Resources from the past week
Statements and Press Releases
By 8 Student and youth groups
By 21 International Organizations
By 407 Myanmar Civil Society Organizations
By Asia Indigenous Peoples Pact
By Committee to Protect Journalists
By European Union
By Fortify Rights
By Fortify Rights
By Free Burma Rangers
By Free Burma Rangers
By Free Burma Rangers
By Human Rights Watch
By Justice For Myanmar
By Kachin Women’s Association Thailand
မြန်မာနိုင်ငံတွင် သမိုင်းကြောင်းအဆက်ဆက်၌ ဆုံးရှုံးခဲ့သည့် အမျိုးသမီးအခွင့်အရေးများအား ကာကွယ်၊ စောင့်ရှောက်၊ မြှင့်တင်နိုင်ရေးအတွက် အမျိုးသမီးခေါင်းဆောင်များ၍ နိုင်ငံရေးနှင့် ဥပဒေရေးအရ ဦးဆောင်ပါဝင်ခွင့်ကို ကြားကာလဖွဲ့စည်းပုံ အခြေခံဥပဒေဖြင့် အဆိုပြုတင်သွင်းခြင်း
By Legal Aid Network
တိုင်းရင်းသားတပ်ပေါင်းစု အသစ်ဖွဲ့စည်းရန် ကြိုးပမ်းမည့်အစား ဥပဒေစိုးမိုးရေးတည်ဆောက်နိုင်ရန်အတွက် ဖွဲ့စည်းပုံအခြေခံဥပဒေ အခြခံတွင် ဖက်ဒရယ်ပြည်ထောင်စု တပ်မတော် ပေါ်ထွန်းလာရေးကိုသာ အားစိုက်ဆောင်ရွက်ရန် တိုက်တွန်းခြင်း
By Legal Aid Network
By Multi-Ethnic Group in the United States of America
By Nordic Countries (Denmark, Finland, Iceland, Norway and Sweden)
By Reporters Without Borders
By Salween Peace Park
By Shan Human Rights Foundation
By Southeast Asian People-to-People Region Hall
By Special Advisory Council for Myanmar
By War Resisters’ International
By Women’s League of Burma
By Zomi Federal Union
Progressive Voice is a participatory, rights-based policy research and advocacy organization that was born out of Burma Partnership. Burma Partnership officially ended its work on October 10, 2016 transitioning to a rights-based policy research and advocacy organization called Progressive Voice.
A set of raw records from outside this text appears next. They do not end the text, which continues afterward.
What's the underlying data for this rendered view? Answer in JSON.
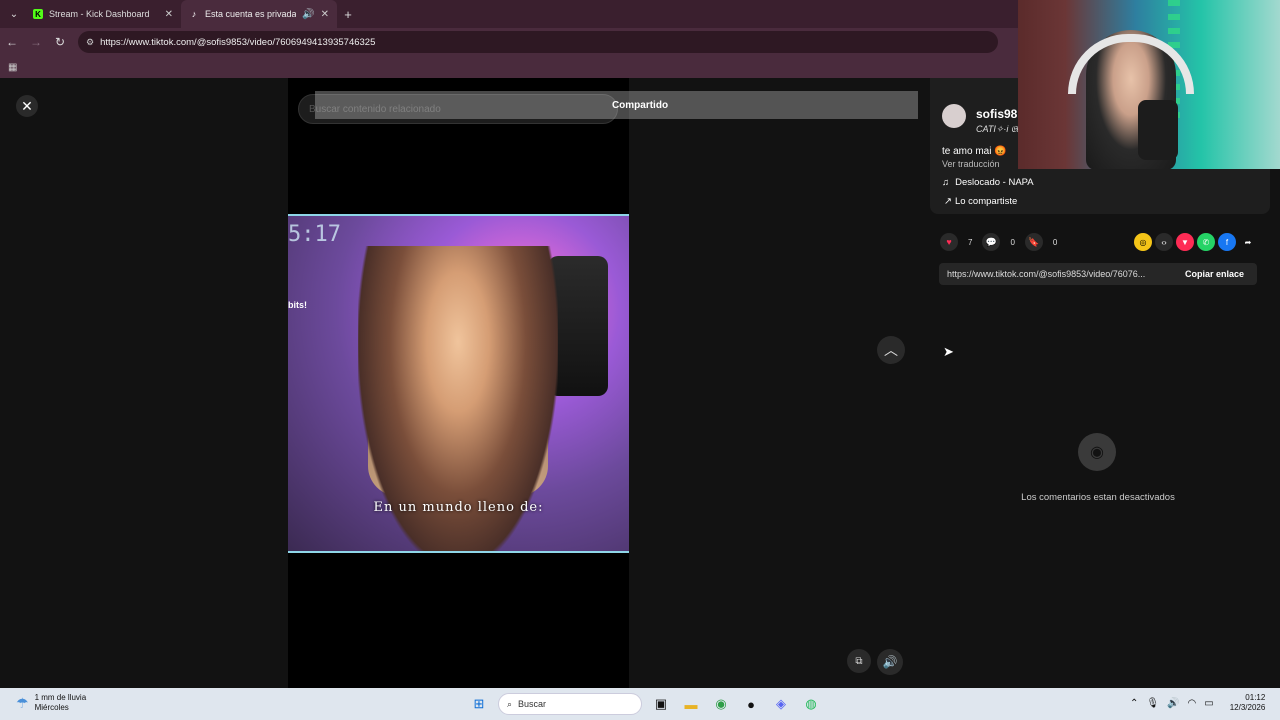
{
  "browser": {
    "tabs": [
      {
        "title": "Stream - Kick Dashboard",
        "close": "✕"
      },
      {
        "title": "Esta cuenta es privada. Sig",
        "close": "✕"
      }
    ],
    "new_tab": "+",
    "url": "https://www.tiktok.com/@sofis9853/video/7606949413935746325"
  },
  "page": {
    "close": "✕",
    "search_placeholder": "Buscar contenido relacionado",
    "toast": "Compartido",
    "video": {
      "overlay_time": "5:17",
      "overlay_text": "bits!",
      "caption": "En un mundo lleno de:"
    },
    "author": {
      "username": "sofis98",
      "handle": "CATI✧·i 𝔈ℓ",
      "description": "te amo mai 😡",
      "translate": "Ver traducción",
      "music": "Deslocado - NAPA",
      "shared_label": "Lo compartiste"
    },
    "stats": {
      "likes": "7",
      "comments": "0",
      "saves": "0"
    },
    "share_link": "https://www.tiktok.com/@sofis9853/video/76076...",
    "copy_link": "Copiar enlace",
    "comments_disabled": "Los comentarios estan desactivados"
  },
  "taskbar": {
    "weather_line1": "1 mm de lluvia",
    "weather_line2": "Miércoles",
    "search_label": "Buscar",
    "time": "01:12",
    "date": "12/3/2026"
  },
  "colors": {
    "tab_bar": "#3a1f2e",
    "page_bg": "#121212",
    "like_red": "#fe2c55"
  }
}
For further information, please see our press release “Burma Partnership Celebrates Continuing Regional Solidarity for Burma and Embraces the Work Ahead for Progressive Voice.”